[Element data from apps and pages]
■ ■ ■ ■ ■ ■ ■

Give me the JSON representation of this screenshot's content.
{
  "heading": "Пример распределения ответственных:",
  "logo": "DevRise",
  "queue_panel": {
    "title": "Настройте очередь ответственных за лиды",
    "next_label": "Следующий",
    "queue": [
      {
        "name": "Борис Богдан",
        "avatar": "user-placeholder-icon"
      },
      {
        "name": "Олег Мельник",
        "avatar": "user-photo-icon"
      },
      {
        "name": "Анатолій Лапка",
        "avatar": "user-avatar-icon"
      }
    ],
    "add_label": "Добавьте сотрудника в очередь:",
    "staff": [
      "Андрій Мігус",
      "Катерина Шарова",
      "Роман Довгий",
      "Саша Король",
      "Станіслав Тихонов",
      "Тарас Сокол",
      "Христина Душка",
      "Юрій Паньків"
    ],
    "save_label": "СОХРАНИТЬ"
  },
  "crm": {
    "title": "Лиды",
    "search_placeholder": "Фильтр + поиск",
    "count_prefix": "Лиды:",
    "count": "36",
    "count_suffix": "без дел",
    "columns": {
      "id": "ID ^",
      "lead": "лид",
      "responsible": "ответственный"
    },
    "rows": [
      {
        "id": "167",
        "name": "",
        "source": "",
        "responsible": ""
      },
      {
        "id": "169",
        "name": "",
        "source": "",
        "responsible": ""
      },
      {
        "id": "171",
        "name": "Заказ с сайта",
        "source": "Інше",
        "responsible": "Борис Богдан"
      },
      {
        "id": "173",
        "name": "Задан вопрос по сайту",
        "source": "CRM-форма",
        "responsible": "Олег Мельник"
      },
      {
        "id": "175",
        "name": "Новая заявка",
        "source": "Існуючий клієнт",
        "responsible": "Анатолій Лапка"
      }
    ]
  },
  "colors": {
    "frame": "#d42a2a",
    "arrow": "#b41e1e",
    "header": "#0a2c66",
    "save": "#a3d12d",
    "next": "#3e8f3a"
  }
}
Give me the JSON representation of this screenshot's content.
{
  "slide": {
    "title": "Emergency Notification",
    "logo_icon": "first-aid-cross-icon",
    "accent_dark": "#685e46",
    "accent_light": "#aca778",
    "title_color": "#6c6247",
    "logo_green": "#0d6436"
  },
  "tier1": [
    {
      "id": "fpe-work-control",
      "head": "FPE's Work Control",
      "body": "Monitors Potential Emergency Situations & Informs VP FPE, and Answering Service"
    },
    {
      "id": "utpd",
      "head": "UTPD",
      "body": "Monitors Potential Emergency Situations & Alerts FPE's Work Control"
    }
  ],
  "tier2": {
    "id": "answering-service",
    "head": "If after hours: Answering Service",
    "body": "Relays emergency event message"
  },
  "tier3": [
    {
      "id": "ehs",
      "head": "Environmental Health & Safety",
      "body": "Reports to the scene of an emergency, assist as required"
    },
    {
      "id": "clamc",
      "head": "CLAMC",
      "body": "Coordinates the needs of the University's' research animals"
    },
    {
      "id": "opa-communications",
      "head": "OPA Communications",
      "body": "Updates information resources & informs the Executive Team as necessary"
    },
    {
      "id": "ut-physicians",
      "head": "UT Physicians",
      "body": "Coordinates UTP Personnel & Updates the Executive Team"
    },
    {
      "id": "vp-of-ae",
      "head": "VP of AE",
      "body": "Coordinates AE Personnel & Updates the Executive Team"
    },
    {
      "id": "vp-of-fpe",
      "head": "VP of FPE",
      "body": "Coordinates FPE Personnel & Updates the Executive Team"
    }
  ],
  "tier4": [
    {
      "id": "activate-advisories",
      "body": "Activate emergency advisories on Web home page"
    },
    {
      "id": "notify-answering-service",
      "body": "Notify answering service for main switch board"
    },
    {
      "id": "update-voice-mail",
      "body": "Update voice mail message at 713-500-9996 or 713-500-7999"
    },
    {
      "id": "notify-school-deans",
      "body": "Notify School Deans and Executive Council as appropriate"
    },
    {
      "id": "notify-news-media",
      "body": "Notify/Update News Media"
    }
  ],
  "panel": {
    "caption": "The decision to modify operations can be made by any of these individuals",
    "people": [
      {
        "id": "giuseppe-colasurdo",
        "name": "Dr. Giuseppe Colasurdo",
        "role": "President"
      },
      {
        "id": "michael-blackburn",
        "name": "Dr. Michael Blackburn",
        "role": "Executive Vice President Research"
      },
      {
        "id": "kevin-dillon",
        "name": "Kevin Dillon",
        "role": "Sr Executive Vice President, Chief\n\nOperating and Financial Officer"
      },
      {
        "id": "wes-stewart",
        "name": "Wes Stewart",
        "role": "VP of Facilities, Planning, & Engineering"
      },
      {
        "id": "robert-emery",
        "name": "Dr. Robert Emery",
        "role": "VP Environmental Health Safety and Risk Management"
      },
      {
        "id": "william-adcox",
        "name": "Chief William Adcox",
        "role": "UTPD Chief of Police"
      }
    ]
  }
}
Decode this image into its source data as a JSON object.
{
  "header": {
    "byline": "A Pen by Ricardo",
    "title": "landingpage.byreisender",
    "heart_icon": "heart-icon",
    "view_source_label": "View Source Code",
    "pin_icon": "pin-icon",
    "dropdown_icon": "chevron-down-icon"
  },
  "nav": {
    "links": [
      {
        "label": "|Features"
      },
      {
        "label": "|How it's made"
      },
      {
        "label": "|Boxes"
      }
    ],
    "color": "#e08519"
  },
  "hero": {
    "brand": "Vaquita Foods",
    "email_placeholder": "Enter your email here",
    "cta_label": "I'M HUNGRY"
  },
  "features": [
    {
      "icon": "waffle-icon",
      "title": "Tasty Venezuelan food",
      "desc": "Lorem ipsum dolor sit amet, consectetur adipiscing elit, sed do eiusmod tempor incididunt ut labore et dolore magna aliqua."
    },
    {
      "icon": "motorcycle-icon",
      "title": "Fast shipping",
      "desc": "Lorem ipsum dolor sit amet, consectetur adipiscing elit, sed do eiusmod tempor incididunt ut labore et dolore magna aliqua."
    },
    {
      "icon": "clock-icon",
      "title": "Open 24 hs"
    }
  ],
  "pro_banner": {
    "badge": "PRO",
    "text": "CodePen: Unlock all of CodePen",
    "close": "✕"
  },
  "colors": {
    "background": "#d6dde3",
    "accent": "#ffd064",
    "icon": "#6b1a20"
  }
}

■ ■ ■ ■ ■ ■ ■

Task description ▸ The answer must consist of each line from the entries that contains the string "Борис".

Exercise response ▸
        "name": "Борис Богдан",
        "responsible": "Борис Богдан"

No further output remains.